This week the Supreme Court ruled that companies are bound by what is written on beneficiary designation forms. This means that once your divorce is final, you need to review your beneficiary designations to be sure you are leaving your retirement benefits and life insurance proceeds to your intended heirs and not to your ex-spouse, if that is your desire.
In the Supreme Court case, William Kennedy’s wife waived her rights to William’s retirement money in their divorce decree. She was William’s beneficiary during their marriage. He did not change his beneficiary designation after the divorce. When he died in 2001, the company apparently sent William’s wife the balance in his account, $402,000. She had moved to Norway and then died in 2007. William’s daughter, Kari, claimed that her father wanted to leave his retirement money to her instead of to his ex-wife.
Since he never updated the beneficiary on this account, his daughter is not entitled to that money.
Regardless of whether you are divorcing, divorced, single or happily married, periodically check the beneficiaries on your retirement accounts and life insurance policies. I recommend everyone do that once a year. Then, someday, may you rest in peace.
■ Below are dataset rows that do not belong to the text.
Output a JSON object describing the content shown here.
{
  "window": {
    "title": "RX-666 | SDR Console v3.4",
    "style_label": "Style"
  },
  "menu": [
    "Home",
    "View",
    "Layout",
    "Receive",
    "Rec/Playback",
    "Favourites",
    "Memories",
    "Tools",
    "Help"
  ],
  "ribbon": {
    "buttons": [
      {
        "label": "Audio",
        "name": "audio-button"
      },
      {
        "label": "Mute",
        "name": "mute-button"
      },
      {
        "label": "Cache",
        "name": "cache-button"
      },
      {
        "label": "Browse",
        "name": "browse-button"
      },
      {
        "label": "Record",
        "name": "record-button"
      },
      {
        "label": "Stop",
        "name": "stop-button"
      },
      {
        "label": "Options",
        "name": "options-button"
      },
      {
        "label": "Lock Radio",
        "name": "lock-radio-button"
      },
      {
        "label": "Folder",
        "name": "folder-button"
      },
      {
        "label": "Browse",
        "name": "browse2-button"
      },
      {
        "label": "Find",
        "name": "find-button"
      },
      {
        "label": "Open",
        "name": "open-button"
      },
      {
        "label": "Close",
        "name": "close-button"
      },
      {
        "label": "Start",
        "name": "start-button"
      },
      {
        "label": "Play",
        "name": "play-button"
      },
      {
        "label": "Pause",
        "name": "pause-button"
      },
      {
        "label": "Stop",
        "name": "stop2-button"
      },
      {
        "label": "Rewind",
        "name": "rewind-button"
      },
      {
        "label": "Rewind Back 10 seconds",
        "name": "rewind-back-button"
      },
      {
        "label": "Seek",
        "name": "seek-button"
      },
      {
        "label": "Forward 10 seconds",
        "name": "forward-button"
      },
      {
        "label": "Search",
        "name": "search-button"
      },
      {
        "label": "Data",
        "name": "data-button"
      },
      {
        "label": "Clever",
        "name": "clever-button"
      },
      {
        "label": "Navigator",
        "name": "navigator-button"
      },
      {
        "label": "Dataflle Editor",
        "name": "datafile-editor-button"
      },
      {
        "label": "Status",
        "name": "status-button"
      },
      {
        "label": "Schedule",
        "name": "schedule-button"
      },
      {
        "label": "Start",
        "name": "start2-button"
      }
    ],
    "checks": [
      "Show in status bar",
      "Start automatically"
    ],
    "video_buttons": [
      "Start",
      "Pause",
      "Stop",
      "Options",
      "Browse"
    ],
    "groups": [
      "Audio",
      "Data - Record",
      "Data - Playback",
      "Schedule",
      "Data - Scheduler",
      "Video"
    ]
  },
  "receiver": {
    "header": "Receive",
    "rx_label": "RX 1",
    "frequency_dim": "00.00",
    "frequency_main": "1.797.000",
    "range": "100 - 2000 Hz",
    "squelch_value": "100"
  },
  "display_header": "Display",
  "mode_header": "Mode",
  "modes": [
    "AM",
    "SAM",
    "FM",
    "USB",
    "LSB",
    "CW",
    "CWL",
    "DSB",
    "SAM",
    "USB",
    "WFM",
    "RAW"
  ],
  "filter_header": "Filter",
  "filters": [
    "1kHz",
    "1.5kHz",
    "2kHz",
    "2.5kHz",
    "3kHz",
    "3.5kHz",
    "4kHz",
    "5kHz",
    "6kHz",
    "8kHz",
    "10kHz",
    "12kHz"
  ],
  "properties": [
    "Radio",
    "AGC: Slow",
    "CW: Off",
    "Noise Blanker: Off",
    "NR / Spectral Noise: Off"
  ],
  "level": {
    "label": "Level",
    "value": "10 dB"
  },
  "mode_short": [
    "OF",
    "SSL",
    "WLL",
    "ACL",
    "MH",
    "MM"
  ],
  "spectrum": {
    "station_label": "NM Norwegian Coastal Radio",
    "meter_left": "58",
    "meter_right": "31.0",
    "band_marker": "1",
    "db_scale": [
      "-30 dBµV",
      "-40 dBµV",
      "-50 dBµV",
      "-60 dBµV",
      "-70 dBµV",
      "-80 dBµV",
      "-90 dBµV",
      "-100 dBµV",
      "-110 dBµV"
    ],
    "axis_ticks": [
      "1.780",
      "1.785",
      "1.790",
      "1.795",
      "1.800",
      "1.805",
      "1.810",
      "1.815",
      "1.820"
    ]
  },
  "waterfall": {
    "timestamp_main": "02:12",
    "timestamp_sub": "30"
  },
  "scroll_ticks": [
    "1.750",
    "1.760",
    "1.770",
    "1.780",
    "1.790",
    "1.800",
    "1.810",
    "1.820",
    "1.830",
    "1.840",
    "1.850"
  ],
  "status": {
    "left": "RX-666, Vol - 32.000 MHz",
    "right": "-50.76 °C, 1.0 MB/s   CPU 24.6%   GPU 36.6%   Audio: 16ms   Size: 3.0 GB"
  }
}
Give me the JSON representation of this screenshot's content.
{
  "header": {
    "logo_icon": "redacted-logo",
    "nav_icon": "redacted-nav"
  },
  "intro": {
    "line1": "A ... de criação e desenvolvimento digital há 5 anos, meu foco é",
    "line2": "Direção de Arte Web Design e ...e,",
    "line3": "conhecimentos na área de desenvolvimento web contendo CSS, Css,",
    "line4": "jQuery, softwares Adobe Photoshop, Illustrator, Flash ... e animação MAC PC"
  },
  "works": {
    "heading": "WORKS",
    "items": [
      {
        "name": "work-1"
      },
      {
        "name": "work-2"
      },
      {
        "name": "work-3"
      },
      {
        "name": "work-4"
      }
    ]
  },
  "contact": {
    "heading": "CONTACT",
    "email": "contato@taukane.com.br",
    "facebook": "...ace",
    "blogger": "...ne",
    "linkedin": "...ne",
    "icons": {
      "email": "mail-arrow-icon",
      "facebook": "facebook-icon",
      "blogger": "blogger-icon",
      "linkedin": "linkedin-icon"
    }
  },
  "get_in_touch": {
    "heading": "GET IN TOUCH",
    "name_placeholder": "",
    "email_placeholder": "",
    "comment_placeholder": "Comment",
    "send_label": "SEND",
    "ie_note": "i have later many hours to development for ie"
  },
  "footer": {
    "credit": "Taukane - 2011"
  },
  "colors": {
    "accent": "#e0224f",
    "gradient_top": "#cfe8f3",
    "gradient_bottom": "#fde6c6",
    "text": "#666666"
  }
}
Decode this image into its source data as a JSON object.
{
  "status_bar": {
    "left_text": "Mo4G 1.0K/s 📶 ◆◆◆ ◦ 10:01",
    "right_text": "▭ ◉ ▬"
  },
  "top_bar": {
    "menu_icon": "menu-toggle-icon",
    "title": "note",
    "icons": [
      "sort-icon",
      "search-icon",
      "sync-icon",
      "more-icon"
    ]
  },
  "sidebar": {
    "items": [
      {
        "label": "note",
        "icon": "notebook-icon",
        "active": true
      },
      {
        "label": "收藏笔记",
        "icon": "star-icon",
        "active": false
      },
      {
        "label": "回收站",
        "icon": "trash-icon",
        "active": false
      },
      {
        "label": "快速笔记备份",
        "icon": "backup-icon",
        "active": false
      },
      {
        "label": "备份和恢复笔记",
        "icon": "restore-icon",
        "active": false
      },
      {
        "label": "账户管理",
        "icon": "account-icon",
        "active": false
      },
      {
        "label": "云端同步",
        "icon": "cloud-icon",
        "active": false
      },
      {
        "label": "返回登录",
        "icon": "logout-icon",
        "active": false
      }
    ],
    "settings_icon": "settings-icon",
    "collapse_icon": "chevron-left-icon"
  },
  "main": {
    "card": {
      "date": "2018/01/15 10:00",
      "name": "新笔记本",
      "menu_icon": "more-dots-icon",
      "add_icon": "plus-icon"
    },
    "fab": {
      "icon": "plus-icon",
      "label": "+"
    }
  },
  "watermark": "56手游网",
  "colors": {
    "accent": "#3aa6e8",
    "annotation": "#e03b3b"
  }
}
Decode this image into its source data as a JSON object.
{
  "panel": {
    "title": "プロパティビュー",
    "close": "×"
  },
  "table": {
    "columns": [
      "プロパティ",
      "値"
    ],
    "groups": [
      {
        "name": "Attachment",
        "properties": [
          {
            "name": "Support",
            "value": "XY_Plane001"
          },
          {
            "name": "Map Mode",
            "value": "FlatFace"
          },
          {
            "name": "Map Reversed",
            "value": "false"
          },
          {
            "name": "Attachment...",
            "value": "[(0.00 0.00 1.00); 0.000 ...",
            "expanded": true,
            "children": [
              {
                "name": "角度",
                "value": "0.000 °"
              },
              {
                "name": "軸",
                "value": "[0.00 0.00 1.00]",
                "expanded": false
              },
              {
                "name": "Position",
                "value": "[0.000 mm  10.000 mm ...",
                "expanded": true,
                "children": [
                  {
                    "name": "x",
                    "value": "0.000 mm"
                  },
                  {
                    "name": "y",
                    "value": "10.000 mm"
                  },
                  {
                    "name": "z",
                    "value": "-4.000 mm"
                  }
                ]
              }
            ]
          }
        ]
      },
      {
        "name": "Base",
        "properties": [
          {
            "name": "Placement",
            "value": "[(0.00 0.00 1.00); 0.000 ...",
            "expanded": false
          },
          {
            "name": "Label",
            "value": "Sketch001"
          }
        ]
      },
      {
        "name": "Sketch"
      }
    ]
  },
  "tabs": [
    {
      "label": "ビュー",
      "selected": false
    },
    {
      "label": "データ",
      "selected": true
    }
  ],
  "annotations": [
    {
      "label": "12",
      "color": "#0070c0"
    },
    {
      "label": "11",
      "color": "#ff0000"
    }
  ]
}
When you are considering divorce, the second financial task is to decide which legal model to use – the preferred dispute resolution model of collaborative law or the litigation model.
The collaborative law process is a way for a couple to work together with their attorneys toward resolving conflict using cooperative strategies rather than adversarial techniques and litigation. The attorneys and clients sign an agreement that they will not go to court. If the process breaks down, the collaborative law attorneys must withdraw and the clients must retain new “litigation” attorneys. In this process, the attorneys get to use their best skills – namely the use of analysis and reasoning to solve problems, generate options and create a positive context for settlement.
You might think this is not a financial decision. You would be wrong. Your choice of divorce model is very much a financial decision. Based on my experience, couples that chose the collaborative model are those who preserved a greater percentage of their pre-divorce wealth.
When you are considering divorce, the first financial task is to compile your net worth statement. This is true whether you believe you are going to have a friendly or acrimonious divorce. You should really be compiling and reviewing your net worth statement quarterly even when you are happily married.
I have found that many couples do not understand their financial situation until they are in a divorce. Those who have chosen the preferred dispute resolution of collaborative divorce learn about their assets and liabilities at the beginning of the divorce. In collaborative divorces, a neutral financial professional (that would be my role) compiles the net worth statement and reviews it with the couple and their attorneys. We don’t play hide the ball in collaborative divorce cases.
If you are not going to use the preferred divorce method, but instead are going to have a litigated divorce and you are not the spouse who keeps track of your financial details, you are more likely to going to have a difficult time getting your arms around the true financial situation.
It is crucial to truly understand your financial situation during a divorce because it drives your short-term and long-term financial decisions.